● **WHAT IS BEING ASKED**:
Without including any pictures, copy every line below exactly.

===== AVAILABLE RECORDS

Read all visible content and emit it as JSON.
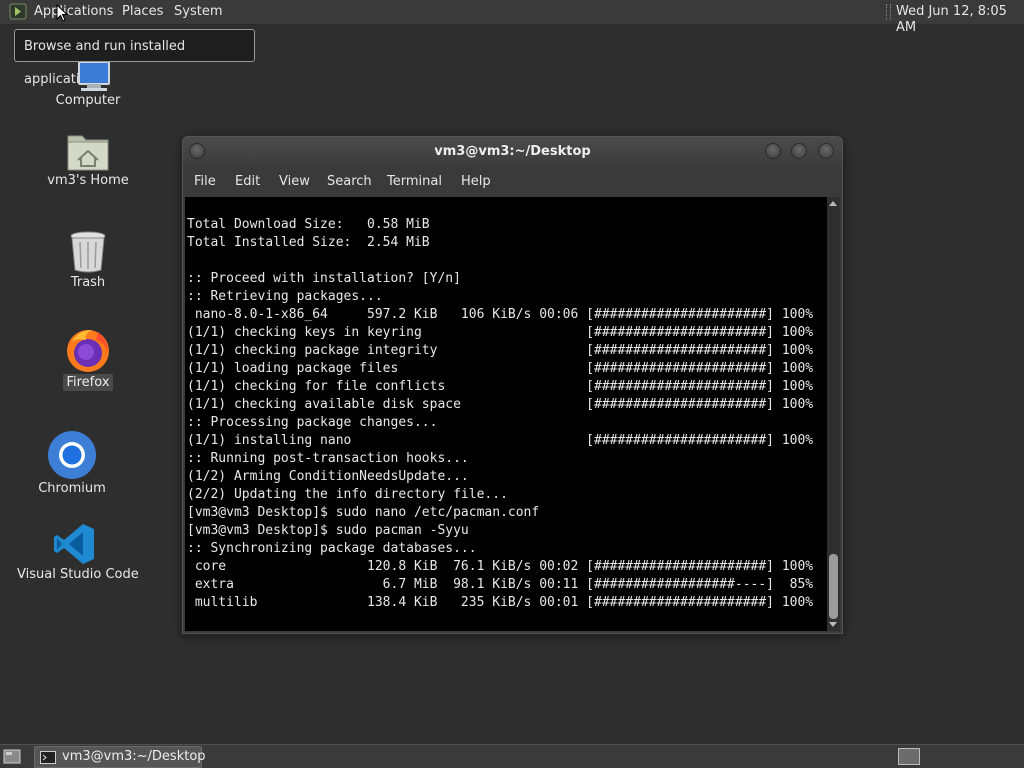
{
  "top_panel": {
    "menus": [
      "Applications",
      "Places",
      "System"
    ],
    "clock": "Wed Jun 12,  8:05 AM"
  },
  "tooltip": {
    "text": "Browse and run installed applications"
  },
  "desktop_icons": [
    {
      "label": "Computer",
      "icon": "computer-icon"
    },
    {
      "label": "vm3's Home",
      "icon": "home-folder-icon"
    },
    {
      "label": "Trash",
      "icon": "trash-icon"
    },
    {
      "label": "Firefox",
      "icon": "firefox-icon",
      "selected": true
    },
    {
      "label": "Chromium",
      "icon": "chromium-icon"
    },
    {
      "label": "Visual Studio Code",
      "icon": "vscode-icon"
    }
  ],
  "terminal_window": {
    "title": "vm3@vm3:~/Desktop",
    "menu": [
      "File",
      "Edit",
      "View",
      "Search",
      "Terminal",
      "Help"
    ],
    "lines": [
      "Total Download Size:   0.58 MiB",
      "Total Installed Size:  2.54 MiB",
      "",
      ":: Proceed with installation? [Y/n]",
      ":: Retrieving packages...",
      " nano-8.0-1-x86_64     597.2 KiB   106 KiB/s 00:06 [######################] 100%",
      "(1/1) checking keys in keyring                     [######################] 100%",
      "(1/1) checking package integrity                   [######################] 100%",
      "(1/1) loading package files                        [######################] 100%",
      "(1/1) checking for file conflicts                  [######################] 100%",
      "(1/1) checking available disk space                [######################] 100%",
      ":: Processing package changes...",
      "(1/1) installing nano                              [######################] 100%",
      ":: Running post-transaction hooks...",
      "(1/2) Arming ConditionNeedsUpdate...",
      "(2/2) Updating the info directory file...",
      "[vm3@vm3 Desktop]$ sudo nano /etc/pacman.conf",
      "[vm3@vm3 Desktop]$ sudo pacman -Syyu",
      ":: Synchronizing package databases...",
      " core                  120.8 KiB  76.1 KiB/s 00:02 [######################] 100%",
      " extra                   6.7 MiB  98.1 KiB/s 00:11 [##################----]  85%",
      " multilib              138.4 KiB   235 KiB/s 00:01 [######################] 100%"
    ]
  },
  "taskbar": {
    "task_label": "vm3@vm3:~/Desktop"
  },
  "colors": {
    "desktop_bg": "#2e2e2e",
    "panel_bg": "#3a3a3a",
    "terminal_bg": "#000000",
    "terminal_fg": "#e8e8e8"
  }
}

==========

● **TASK RESPONSE**:
Read all visible content and emit it as JSON.
{
  "top_panel": {
    "menus": [
      "Applications",
      "Places",
      "System"
    ],
    "clock": "Wed Jun 12,  8:05 AM"
  },
  "tooltip": {
    "text": "Browse and run installed applications"
  },
  "desktop_icons": [
    {
      "label": "Computer",
      "icon": "computer-icon"
    },
    {
      "label": "vm3's Home",
      "icon": "home-folder-icon"
    },
    {
      "label": "Trash",
      "icon": "trash-icon"
    },
    {
      "label": "Firefox",
      "icon": "firefox-icon",
      "selected": true
    },
    {
      "label": "Chromium",
      "icon": "chromium-icon"
    },
    {
      "label": "Visual Studio Code",
      "icon": "vscode-icon"
    }
  ],
  "terminal_window": {
    "title": "vm3@vm3:~/Desktop",
    "menu": [
      "File",
      "Edit",
      "View",
      "Search",
      "Terminal",
      "Help"
    ],
    "lines": [
      "Total Download Size:   0.58 MiB",
      "Total Installed Size:  2.54 MiB",
      "",
      ":: Proceed with installation? [Y/n]",
      ":: Retrieving packages...",
      " nano-8.0-1-x86_64     597.2 KiB   106 KiB/s 00:06 [######################] 100%",
      "(1/1) checking keys in keyring                     [######################] 100%",
      "(1/1) checking package integrity                   [######################] 100%",
      "(1/1) loading package files                        [######################] 100%",
      "(1/1) checking for file conflicts                  [######################] 100%",
      "(1/1) checking available disk space                [######################] 100%",
      ":: Processing package changes...",
      "(1/1) installing nano                              [######################] 100%",
      ":: Running post-transaction hooks...",
      "(1/2) Arming ConditionNeedsUpdate...",
      "(2/2) Updating the info directory file...",
      "[vm3@vm3 Desktop]$ sudo nano /etc/pacman.conf",
      "[vm3@vm3 Desktop]$ sudo pacman -Syyu",
      ":: Synchronizing package databases...",
      " core                  120.8 KiB  76.1 KiB/s 00:02 [######################] 100%",
      " extra                   6.7 MiB  98.1 KiB/s 00:11 [##################----]  85%",
      " multilib              138.4 KiB   235 KiB/s 00:01 [######################] 100%"
    ]
  },
  "taskbar": {
    "task_label": "vm3@vm3:~/Desktop"
  },
  "colors": {
    "desktop_bg": "#2e2e2e",
    "panel_bg": "#3a3a3a",
    "terminal_bg": "#000000",
    "terminal_fg": "#e8e8e8"
  }
}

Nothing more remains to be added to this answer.